According to health statistics, more than 100 people will die across Ontario during the next few weeks while our uncaring provincial government stalls and plays politics on a decision to permit or reject proposed supervised injection sites.
One eye always on the upcoming Oct. 22 municipal election, regional councillors voted this week to defer public consultations on the subject until the provincial Tory government makes up its mind. Statistics indicate that, during the delay, at least seven Waterloo Region residents will die because of opioid overdoses.
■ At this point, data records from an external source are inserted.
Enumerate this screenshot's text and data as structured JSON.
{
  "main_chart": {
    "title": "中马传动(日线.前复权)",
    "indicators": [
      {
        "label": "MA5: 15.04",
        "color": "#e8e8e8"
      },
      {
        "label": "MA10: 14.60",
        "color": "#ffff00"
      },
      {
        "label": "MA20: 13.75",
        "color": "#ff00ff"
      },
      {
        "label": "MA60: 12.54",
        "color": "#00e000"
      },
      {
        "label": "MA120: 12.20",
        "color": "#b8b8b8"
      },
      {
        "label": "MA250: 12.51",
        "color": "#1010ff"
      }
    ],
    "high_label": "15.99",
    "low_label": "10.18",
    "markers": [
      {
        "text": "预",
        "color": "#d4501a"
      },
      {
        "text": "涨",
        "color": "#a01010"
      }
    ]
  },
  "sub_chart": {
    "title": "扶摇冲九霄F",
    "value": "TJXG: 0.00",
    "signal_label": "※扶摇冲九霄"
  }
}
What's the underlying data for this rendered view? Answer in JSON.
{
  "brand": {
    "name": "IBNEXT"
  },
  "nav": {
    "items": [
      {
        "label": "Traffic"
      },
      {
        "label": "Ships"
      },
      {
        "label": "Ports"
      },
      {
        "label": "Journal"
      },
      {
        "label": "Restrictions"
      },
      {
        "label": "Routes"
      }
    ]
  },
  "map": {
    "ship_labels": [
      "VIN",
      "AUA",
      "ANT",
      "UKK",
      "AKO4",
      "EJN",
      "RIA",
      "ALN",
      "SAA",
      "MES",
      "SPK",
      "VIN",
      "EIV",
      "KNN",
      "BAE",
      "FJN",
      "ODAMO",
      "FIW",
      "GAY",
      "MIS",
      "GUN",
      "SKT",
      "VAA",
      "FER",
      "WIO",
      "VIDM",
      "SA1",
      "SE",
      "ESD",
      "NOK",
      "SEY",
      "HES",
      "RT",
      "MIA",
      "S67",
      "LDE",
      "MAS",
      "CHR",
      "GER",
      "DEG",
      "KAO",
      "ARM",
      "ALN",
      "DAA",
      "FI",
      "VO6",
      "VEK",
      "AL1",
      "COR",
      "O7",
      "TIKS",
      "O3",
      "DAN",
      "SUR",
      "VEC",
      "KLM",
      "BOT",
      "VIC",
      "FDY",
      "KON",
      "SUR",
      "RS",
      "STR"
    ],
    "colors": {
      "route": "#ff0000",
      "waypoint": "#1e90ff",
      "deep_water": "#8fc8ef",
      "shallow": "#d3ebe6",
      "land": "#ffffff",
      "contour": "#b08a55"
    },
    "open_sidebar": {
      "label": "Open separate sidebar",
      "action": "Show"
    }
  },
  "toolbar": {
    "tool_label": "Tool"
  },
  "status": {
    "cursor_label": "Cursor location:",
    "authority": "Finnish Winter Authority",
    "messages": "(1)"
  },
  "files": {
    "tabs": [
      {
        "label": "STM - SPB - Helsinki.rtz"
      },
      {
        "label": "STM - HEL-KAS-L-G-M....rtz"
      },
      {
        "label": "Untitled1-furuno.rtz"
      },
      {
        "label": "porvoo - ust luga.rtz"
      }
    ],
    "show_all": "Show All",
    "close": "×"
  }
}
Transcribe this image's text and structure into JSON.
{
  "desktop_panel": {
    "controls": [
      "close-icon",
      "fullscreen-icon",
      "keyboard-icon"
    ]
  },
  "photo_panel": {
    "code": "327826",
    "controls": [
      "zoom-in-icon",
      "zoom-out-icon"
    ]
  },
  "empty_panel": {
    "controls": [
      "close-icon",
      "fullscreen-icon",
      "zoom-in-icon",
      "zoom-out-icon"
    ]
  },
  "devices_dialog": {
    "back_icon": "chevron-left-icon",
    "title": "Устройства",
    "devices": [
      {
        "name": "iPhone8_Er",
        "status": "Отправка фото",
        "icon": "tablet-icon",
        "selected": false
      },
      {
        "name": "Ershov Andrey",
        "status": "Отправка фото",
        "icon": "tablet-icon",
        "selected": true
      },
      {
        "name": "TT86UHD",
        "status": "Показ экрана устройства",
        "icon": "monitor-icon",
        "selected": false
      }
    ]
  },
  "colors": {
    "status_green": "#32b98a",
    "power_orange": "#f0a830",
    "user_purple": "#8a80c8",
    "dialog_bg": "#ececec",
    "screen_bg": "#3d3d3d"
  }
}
Locally, the insipid motion to freeze action on four possible local sites until at least early fall was moved by outgoing regional chairman Ken Seiling and unanimously supported by regional councillors who made some token bleating about the delay and resulting fatalities.
In Kitchener, the two proposed local sites are in Coun. Sarah Marsh’s ward at 115 Water St. N. and behind city hall at 150 Duke St. W. A new potential site in my downtown ward at 33 Kent Ave was announced but then withdrawn because of a “mis-communication” (read screw-up) between the property owner and regional staff.
In Cambridge, despite council’s bylaw buffoonery, sites are proposed in Galt at 149 Ainslie St. N. and 150 Main St.
As previously stated, I would support any of the sites as a proven way to help address the increasing and deadly problem.
Meanwhile, I don’t criticize regional councillors for swallowing the fact that our reactionary, shallow Premier Doug Ford sees “buck-a-beer” far more important than the injection sites he’s “dead set” against.
However, I believe council members should continue and conclude an essential public consultation process in hopes Ford’s advisors and cabinet members might exhibit a tiny grain of empathy and compassion toward those experiencing such tragic opioid-addiction consequences.
Locally, I hope the troublesome issue gets further debate and attention on voter doorsteps and at future all-candidate meetings for regional-council representatives.